▶ [Information provided]
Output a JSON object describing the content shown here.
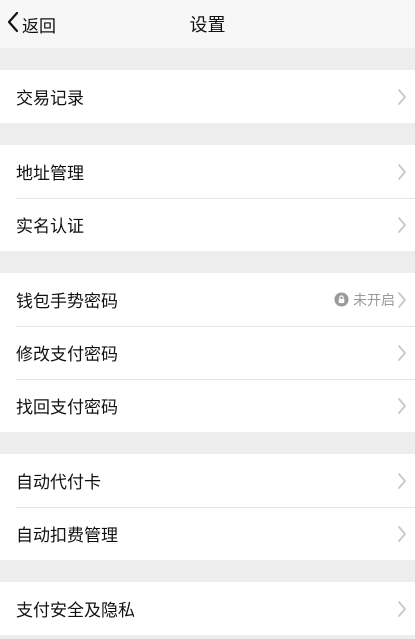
{
  "nav": {
    "back_label": "返回",
    "title": "设置"
  },
  "groups": [
    {
      "items": [
        {
          "label": "交易记录"
        }
      ]
    },
    {
      "items": [
        {
          "label": "地址管理"
        },
        {
          "label": "实名认证"
        }
      ]
    },
    {
      "items": [
        {
          "label": "钱包手势密码",
          "status": "未开启",
          "status_icon": "lock-icon"
        },
        {
          "label": "修改支付密码"
        },
        {
          "label": "找回支付密码"
        }
      ]
    },
    {
      "items": [
        {
          "label": "自动代付卡"
        },
        {
          "label": "自动扣费管理"
        }
      ]
    },
    {
      "items": [
        {
          "label": "支付安全及隐私"
        }
      ]
    }
  ],
  "colors": {
    "background": "#ededed",
    "row": "#ffffff",
    "text": "#111111",
    "muted": "#999999",
    "chevron": "#c7c7cc"
  }
}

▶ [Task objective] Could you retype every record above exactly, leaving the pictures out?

▶ [Answer to this task]
Output a JSON object describing the content shown here.
{
  "nav": {
    "back_label": "返回",
    "title": "设置"
  },
  "groups": [
    {
      "items": [
        {
          "label": "交易记录"
        }
      ]
    },
    {
      "items": [
        {
          "label": "地址管理"
        },
        {
          "label": "实名认证"
        }
      ]
    },
    {
      "items": [
        {
          "label": "钱包手势密码",
          "status": "未开启",
          "status_icon": "lock-icon"
        },
        {
          "label": "修改支付密码"
        },
        {
          "label": "找回支付密码"
        }
      ]
    },
    {
      "items": [
        {
          "label": "自动代付卡"
        },
        {
          "label": "自动扣费管理"
        }
      ]
    },
    {
      "items": [
        {
          "label": "支付安全及隐私"
        }
      ]
    }
  ],
  "colors": {
    "background": "#ededed",
    "row": "#ffffff",
    "text": "#111111",
    "muted": "#999999",
    "chevron": "#c7c7cc"
  }
}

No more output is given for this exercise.